The 20 commission members represent a broad spectrum of the UNC community, including undergraduate and graduate students, professors, the dean of the students and a former Chapel Hill Police chief, among others.
All appointments will be for two academic years, and all appointments are eligible for two terms of reappointment, according to the email. More appointments may be added in the future.
The University has also retained Chris Swecker, attorney and former FBI assistant director, as an outside consult to conduct a review into several incidents on campus, according to UNC Media Relations.
The Chancellor’s announcement on Monday came amid growing concerns over the state of campus safety and increased scrutiny of campus police.
Earlier this week, professor Jay Smith created a petition, signed by more than 100 UNC faculty members, calling for a public investigation into several events on campus that have sparked questions over campus policing.
On March 16, some members of the Heirs of Confederacy group carried firearms on campus, and no arrests were made. Weeks later, members of the same group vandalized the Unsung Founders’ Memorial. Lindsay Ayling and Maya Little, two anti-Silent Sam activists, said on Twitter that the graffiti called them out by name.
At a meeting on Monday, the Faculty Executive Committee discussed the petition and passed a resolution stating their support for the Chancellor’s initiative and requesting updates on the independent review.
Mark Porlides, history graduate student and anti-Silent Sam activist, said he thinks the commission needs to include activists who have been directly involved with protests in its membership.
“I fear that the thrust of this body will be looking at protesters, and sort of putting the burden on protesters to make things better,” Porlides said.
De’Ivyion Drew, first-year student and commission member, said she sees her role on the commission as more than just a chance to express her own thoughts on campus safety, but as an opportunity to represent a larger group of voices at UNC.
“I, as the undergraduate student, do not see just me, De’Ivyion Drew, as a member of the commission,"Drew said. "I see myself as a representative of multiple people, specifically the marginalized and people of color on this campus. I do not speak for myself. I speak for a collective of people, and with that, comes a great weight."
Going forward, Drew said she thinks the commission will have to reimagine a new system of security and power to implement substantive change on campus.

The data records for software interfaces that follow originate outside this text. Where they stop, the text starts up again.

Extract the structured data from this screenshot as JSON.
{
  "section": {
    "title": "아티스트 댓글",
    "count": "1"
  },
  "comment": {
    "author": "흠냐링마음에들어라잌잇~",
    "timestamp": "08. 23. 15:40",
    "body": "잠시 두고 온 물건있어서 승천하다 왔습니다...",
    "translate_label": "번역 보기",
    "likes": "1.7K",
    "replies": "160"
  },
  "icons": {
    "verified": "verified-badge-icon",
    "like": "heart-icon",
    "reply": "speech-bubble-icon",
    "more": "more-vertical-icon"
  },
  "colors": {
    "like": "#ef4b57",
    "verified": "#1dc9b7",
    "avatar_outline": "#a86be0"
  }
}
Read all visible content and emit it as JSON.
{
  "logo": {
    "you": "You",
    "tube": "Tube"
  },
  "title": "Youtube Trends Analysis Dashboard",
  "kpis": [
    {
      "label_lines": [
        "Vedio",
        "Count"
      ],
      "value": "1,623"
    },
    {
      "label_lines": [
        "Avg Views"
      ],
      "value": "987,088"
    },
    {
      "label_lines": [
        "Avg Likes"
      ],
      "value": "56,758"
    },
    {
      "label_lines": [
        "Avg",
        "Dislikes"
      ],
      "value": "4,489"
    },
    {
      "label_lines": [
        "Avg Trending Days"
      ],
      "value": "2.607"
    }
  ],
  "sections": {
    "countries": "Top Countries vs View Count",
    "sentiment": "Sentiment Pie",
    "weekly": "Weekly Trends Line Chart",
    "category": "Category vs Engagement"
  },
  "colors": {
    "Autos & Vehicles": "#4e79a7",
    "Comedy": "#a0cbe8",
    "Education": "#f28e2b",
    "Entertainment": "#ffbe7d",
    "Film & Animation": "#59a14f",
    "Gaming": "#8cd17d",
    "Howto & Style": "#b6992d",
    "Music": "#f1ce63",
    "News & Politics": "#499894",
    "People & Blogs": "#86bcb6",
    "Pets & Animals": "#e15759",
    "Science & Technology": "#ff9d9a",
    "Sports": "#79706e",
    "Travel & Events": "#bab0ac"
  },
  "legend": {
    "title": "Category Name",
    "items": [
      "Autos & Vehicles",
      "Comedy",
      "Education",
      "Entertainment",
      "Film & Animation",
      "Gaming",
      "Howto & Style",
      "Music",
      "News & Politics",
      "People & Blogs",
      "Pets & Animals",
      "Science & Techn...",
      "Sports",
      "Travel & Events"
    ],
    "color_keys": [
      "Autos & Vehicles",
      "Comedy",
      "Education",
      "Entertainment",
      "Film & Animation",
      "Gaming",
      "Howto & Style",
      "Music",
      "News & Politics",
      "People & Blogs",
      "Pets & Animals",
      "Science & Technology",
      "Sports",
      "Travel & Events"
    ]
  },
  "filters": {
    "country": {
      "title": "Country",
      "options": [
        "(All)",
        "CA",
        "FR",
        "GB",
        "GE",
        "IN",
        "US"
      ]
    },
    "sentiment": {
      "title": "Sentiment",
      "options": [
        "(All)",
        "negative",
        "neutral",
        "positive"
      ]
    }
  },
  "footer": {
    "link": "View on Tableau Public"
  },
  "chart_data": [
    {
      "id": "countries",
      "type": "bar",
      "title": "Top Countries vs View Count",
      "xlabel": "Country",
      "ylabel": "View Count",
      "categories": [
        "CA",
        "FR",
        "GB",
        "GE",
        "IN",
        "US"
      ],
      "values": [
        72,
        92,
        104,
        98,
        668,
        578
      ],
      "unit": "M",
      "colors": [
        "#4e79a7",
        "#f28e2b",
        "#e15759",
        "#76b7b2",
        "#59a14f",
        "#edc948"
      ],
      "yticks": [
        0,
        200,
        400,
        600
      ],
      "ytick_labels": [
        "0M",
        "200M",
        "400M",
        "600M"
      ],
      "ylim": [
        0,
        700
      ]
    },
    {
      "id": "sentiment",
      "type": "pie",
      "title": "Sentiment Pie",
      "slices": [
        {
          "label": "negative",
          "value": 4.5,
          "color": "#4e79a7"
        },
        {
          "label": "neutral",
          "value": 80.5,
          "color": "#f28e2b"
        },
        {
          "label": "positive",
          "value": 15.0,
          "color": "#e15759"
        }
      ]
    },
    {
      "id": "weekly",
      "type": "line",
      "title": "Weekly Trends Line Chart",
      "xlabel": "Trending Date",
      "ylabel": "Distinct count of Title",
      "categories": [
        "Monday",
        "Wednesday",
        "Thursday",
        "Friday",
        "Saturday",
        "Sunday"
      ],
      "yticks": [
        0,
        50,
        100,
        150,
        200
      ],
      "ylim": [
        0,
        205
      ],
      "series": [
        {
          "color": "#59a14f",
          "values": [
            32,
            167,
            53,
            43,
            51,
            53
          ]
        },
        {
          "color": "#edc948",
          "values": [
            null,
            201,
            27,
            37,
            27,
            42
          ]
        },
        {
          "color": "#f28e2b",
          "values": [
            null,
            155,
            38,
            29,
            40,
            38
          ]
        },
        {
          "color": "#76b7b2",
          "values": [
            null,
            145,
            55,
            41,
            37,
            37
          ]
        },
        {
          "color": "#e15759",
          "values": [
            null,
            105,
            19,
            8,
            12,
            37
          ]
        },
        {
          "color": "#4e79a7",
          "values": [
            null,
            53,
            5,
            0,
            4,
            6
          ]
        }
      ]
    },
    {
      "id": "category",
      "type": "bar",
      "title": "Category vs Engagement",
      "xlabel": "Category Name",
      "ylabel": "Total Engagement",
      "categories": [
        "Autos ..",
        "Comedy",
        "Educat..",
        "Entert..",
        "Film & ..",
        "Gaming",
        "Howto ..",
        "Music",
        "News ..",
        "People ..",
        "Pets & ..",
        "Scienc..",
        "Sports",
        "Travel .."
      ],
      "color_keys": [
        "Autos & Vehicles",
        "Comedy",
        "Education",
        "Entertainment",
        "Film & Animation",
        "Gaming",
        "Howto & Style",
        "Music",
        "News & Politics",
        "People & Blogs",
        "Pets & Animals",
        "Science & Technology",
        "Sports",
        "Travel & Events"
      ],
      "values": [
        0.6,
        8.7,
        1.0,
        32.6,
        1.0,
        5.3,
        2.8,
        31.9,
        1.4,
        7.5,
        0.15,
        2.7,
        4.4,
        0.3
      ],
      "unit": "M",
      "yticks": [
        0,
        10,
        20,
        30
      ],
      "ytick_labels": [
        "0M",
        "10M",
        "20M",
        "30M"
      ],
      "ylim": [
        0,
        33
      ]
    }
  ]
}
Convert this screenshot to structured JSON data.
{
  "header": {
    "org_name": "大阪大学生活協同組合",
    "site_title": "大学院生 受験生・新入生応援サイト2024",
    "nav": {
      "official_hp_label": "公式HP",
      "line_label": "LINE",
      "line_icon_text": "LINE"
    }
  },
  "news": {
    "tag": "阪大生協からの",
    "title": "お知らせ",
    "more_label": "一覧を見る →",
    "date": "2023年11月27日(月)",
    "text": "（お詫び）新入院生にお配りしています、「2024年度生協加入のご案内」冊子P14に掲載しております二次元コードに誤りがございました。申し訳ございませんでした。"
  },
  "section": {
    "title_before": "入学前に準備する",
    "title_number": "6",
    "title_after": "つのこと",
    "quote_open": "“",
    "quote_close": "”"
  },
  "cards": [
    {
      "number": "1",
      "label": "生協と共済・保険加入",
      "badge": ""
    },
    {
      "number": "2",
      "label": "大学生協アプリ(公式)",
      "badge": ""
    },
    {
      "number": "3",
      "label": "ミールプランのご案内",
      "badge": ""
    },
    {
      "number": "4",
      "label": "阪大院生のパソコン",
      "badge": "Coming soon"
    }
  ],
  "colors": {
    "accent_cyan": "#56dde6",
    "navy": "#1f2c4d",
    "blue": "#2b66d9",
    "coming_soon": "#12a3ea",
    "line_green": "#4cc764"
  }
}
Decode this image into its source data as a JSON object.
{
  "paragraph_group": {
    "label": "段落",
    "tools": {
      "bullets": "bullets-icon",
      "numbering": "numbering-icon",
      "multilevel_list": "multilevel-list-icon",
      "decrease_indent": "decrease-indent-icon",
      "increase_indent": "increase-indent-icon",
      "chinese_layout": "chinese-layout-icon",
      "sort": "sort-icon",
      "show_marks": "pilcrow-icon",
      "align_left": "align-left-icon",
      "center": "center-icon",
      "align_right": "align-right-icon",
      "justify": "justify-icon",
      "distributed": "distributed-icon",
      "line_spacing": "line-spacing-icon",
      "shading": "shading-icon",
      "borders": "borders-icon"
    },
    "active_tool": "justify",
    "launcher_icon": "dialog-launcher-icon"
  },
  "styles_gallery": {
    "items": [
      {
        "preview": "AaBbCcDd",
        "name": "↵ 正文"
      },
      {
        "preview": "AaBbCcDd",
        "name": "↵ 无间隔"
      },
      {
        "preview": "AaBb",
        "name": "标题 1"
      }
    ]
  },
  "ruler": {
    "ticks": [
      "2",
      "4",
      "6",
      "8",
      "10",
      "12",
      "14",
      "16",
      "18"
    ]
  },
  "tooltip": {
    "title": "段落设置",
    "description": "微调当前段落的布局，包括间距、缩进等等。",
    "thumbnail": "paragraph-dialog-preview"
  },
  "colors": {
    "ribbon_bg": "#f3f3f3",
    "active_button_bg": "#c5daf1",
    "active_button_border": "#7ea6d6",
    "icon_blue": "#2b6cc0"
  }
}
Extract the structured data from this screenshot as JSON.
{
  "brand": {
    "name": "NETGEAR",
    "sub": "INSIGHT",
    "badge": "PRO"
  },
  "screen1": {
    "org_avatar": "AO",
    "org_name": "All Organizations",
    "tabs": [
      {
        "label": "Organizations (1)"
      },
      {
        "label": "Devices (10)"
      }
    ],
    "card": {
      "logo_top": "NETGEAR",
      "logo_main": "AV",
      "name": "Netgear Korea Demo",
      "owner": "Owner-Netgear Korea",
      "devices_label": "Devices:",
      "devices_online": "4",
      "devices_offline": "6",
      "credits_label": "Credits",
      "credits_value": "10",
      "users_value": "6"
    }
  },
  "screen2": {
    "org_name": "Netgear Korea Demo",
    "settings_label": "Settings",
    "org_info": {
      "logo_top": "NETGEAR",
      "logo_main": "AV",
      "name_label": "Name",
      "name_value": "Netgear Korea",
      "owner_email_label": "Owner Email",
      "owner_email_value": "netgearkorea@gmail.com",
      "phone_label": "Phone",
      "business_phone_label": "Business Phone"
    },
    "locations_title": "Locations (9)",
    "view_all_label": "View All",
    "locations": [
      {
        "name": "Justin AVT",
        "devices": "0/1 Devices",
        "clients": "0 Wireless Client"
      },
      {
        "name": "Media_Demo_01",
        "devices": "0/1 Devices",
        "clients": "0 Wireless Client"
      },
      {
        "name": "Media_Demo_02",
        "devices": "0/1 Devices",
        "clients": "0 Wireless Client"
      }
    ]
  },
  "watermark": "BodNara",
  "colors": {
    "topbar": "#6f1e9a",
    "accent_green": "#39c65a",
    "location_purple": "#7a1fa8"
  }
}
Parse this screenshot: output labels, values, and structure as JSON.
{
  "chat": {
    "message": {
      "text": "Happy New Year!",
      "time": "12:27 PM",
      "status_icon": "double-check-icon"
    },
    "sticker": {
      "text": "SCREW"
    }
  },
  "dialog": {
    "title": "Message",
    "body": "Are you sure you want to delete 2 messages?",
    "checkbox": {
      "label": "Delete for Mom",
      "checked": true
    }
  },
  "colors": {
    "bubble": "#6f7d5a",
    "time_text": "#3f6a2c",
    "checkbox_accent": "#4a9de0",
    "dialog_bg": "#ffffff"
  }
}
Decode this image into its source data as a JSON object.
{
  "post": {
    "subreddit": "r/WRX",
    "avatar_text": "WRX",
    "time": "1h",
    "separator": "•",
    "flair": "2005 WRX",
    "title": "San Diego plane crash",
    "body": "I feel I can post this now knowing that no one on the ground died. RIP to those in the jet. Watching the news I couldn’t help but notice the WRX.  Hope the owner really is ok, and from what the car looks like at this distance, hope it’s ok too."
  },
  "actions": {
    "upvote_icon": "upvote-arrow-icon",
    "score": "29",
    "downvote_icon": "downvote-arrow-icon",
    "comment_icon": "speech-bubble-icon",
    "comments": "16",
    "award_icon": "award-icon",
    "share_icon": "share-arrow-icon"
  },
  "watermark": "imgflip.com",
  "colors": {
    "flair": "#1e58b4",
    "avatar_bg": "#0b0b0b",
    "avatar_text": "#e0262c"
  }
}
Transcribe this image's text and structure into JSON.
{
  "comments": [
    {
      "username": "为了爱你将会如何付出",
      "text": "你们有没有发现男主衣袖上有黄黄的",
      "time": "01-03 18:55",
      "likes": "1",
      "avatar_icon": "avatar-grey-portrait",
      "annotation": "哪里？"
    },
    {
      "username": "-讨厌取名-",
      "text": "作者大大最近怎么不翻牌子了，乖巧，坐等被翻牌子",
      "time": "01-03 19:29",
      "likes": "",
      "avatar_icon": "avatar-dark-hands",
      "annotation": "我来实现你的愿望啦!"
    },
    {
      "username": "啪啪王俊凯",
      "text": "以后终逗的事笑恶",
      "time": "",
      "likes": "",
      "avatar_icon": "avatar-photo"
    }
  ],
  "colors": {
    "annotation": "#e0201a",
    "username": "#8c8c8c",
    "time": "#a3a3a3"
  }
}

“I would like to see UNC Police completely abolished from campus,” Drew said. “Historically and now, they have repeatedly abused their power against students, which is the very constituency that they are in contract to protect. I believe that due to irreconcilable differences that they must be abolished, and that a new alternative, community-oriented – not a police force – but an accountability force will have to be placed.”